Exercise directions | Find the string "icon" in the entries and copy each line that has it.

Data for this task |
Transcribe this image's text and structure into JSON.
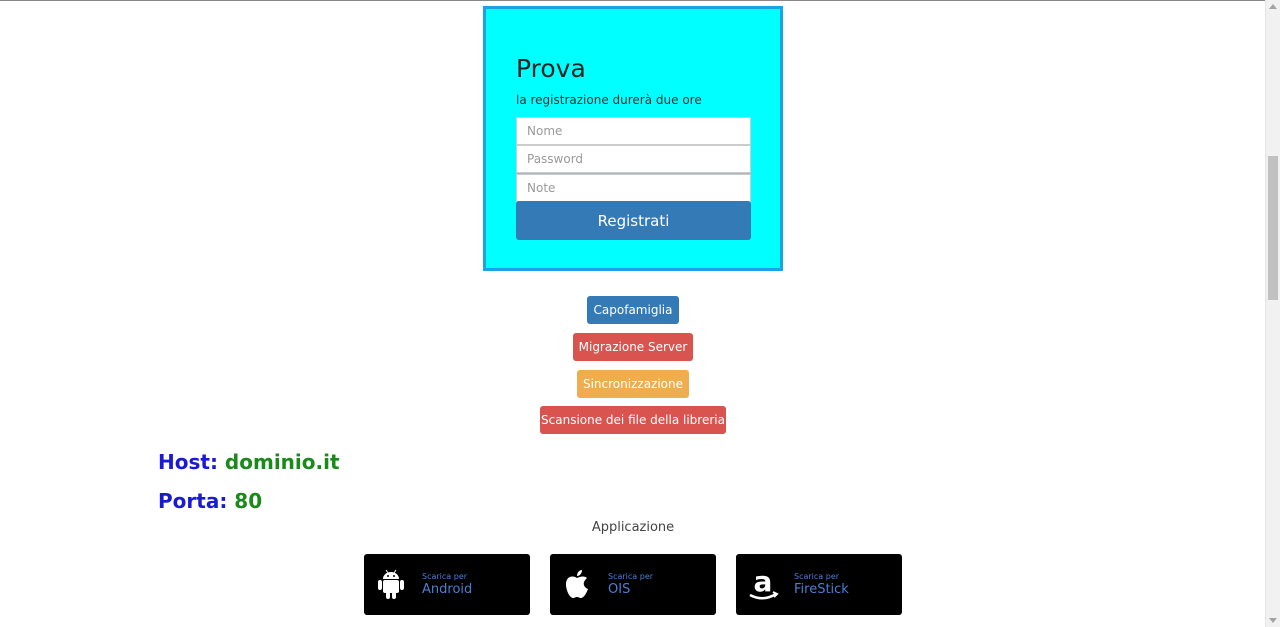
{
  "registration": {
    "title": "Prova",
    "subtitle": "la registrazione durerà due ore",
    "fields": {
      "name_placeholder": "Nome",
      "password_placeholder": "Password",
      "note_placeholder": "Note"
    },
    "submit_label": "Registrati"
  },
  "actions": {
    "capofamiglia": "Capofamiglia",
    "migrazione": "Migrazione Server",
    "sincronizzazione": "Sincronizzazione",
    "scansione": "Scansione dei file della libreria"
  },
  "server": {
    "host_label": "Host:",
    "host_value": "dominio.it",
    "port_label": "Porta:",
    "port_value": "80"
  },
  "apps": {
    "section_label": "Applicazione",
    "items": [
      {
        "small": "Scarica per",
        "name": "Android",
        "icon": "android-icon"
      },
      {
        "small": "Scarica per",
        "name": "OIS",
        "icon": "apple-icon"
      },
      {
        "small": "Scarica per",
        "name": "FireStick",
        "icon": "amazon-icon"
      }
    ]
  },
  "colors": {
    "form_bg": "#00ffff",
    "form_border": "#1aa3e6",
    "primary": "#337ab7",
    "danger": "#d9534f",
    "warning": "#f0ad4e",
    "host_label": "#1a1ad4",
    "host_value": "#1a8a1a"
  }
}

Output of the exercise |
        "icon": "android-icon"
        "icon": "apple-icon"
        "icon": "amazon-icon"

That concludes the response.